Computers have always been devices made for our hands, but what if feet could be brought into the equation, or if they could play the leading role in interacting with them? A nifty device in the U.S. called the SoftStep KeyWorx multi-touch foot controller, is available to anyone who needs the extra help from below.
The USB-powered SoftStep was designed by Keith McMillen Instruments (KMI), a California-based tech firm mostly catering to musicians. And though it’s positioned largely as a musical aid in producing and making music, the way it’s been designed allows it to be used for general computer use, too.
This can be anyone who wishes they had four arms, to those who are disabled, suffer from carpal tunnel and repetitive strain injuries or even the elderly. KMI says it’s not a steep learning curve because it can function a lot like the gas and brake pedals in a car do, which is worth noting since drivers don’t look at their feet when they drive.

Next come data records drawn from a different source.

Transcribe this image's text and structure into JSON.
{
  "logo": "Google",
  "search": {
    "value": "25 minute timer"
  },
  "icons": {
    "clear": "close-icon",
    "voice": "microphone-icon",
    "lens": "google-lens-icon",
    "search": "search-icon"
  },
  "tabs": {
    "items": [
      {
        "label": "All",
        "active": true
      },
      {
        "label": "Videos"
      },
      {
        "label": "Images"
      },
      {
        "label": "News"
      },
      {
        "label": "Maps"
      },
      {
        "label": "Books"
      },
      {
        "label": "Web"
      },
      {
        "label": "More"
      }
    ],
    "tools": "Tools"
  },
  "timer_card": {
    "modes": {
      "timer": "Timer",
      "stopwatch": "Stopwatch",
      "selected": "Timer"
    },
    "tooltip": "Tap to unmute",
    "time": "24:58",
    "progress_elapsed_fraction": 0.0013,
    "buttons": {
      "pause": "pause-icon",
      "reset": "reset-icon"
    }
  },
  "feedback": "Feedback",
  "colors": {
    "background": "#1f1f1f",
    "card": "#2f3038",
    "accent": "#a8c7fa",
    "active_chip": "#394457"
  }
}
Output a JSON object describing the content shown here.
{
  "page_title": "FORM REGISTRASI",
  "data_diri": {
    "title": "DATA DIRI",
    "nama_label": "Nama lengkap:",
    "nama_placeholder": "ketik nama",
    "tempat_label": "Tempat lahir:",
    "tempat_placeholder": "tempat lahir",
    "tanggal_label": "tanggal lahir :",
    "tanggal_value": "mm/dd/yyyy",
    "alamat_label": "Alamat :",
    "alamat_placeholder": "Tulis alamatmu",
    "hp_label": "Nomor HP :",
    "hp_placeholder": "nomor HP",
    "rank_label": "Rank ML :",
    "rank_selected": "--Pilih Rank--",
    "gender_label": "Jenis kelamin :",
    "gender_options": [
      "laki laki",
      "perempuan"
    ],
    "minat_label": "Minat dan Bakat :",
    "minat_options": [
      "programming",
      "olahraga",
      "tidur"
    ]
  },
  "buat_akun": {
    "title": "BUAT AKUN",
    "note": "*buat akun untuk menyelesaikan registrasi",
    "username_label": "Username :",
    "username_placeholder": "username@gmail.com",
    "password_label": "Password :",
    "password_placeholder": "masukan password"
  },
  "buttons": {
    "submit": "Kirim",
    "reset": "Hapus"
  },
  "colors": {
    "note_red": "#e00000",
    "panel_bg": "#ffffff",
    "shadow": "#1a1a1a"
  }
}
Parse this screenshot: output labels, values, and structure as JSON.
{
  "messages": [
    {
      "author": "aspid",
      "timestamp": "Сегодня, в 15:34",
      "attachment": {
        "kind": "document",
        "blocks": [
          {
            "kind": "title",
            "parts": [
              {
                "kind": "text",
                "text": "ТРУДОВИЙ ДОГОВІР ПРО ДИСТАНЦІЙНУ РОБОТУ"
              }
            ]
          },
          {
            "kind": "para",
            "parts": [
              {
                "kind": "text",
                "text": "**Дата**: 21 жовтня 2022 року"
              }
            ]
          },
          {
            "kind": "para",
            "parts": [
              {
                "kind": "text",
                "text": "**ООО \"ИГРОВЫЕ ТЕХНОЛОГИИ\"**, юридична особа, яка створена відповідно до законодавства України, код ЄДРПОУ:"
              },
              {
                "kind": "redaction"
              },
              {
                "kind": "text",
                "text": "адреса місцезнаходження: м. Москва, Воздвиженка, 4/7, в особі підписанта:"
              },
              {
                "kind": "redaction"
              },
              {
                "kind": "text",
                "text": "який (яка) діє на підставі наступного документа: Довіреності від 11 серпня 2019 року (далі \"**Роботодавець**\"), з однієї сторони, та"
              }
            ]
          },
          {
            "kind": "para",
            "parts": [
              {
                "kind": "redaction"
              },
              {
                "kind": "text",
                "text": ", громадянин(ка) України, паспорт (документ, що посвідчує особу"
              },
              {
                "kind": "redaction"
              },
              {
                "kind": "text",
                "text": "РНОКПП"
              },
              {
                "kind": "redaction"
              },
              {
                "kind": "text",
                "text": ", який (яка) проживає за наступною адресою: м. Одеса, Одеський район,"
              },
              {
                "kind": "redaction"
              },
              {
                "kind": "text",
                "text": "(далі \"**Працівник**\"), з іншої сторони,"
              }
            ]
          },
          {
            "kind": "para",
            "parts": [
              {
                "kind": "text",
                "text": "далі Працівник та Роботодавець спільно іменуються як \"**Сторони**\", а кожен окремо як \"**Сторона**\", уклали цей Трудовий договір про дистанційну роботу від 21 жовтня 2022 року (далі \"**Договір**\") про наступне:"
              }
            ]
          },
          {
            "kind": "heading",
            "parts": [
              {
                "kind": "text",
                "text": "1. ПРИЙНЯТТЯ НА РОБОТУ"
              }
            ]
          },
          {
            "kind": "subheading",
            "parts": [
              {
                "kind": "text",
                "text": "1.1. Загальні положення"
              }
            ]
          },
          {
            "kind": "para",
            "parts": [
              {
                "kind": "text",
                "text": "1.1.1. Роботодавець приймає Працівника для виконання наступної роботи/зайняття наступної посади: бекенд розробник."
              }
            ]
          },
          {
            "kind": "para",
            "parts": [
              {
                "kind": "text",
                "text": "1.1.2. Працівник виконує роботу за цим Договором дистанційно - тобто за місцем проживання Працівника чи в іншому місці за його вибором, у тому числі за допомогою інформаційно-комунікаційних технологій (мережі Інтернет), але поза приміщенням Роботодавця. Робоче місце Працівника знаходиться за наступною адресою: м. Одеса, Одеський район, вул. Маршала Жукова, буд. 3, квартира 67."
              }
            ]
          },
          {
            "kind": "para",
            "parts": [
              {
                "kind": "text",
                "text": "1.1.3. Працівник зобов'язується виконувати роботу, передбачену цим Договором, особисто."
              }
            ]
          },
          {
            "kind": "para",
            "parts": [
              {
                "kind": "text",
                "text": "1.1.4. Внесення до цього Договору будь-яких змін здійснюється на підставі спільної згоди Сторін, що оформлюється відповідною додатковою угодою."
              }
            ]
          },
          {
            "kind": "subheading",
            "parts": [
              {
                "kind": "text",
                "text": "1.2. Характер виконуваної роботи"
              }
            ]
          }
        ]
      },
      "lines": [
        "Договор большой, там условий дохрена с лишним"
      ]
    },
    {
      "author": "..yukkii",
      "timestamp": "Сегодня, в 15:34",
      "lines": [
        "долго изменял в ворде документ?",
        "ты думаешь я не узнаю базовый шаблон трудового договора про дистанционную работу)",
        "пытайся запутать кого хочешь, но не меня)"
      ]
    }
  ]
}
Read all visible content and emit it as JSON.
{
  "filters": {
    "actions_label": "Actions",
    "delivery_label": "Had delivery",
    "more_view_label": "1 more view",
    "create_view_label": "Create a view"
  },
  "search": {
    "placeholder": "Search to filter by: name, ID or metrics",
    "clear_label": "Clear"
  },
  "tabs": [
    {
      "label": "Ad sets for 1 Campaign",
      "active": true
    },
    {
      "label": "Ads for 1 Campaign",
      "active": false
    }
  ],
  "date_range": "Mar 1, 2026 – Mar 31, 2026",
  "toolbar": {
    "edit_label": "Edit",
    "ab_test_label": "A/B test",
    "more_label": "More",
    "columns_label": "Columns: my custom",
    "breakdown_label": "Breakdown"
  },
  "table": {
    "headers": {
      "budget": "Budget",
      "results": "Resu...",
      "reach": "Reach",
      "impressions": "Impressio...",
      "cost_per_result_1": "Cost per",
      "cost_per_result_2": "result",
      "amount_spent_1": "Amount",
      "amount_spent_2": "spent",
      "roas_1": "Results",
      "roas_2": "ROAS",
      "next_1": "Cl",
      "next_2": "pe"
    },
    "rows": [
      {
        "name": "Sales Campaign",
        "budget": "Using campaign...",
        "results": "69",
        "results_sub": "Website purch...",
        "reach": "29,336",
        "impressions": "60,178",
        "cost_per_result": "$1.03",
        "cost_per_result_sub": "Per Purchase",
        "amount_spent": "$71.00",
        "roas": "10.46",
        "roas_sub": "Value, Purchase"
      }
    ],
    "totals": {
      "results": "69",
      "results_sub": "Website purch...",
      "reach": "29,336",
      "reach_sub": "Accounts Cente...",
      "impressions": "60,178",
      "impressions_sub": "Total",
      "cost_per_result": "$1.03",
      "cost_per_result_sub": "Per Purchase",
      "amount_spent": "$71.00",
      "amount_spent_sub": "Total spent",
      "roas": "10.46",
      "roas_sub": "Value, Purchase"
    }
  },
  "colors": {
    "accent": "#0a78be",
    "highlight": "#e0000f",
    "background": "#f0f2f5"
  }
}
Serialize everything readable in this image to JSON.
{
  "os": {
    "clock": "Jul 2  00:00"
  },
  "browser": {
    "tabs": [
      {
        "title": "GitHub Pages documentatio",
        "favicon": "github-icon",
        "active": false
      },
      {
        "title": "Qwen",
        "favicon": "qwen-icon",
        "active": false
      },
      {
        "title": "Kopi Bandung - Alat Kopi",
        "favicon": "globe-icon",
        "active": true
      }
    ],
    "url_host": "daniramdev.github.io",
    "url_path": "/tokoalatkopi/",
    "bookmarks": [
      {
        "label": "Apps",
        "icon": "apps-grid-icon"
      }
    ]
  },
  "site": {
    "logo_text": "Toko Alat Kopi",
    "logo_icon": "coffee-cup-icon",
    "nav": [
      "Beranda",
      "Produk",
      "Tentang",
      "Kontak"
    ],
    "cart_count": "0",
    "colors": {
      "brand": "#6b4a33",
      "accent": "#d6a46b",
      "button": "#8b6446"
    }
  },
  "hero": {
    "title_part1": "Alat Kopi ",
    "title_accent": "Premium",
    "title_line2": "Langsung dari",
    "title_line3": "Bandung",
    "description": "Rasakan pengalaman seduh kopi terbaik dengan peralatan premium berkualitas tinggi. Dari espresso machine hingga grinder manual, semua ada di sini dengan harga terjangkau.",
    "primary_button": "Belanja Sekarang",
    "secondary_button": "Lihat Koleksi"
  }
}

The SoftStep is customizable enough to remember up to 100 sets of commands. This includes launching and closing applications, entering text, zooming in and out, controlling volume, scrolling, web browsing, sending email and more.
That level of customization means that the device can be equally relevant to a wider swath of users, KMI says in its press release. Gamers who need an additional edge during gameplay, video editors and dictation stenographers who need quick starts and stops, data entry specialists, photo editors, artists, engineers and on and on.
Because the whole unit is backlit, it’s visible in just about any working environment. It’s also practically weightless at just one pound, thanks to the fact it’s made of elastomeric and graphite composites. It’s also small enough to fit in a bag or backpack for portability from one place to another.
SoftStep is compatible with both Windows PCs and Macs, and is sold at Long & McQuade stores across Canada for about $275.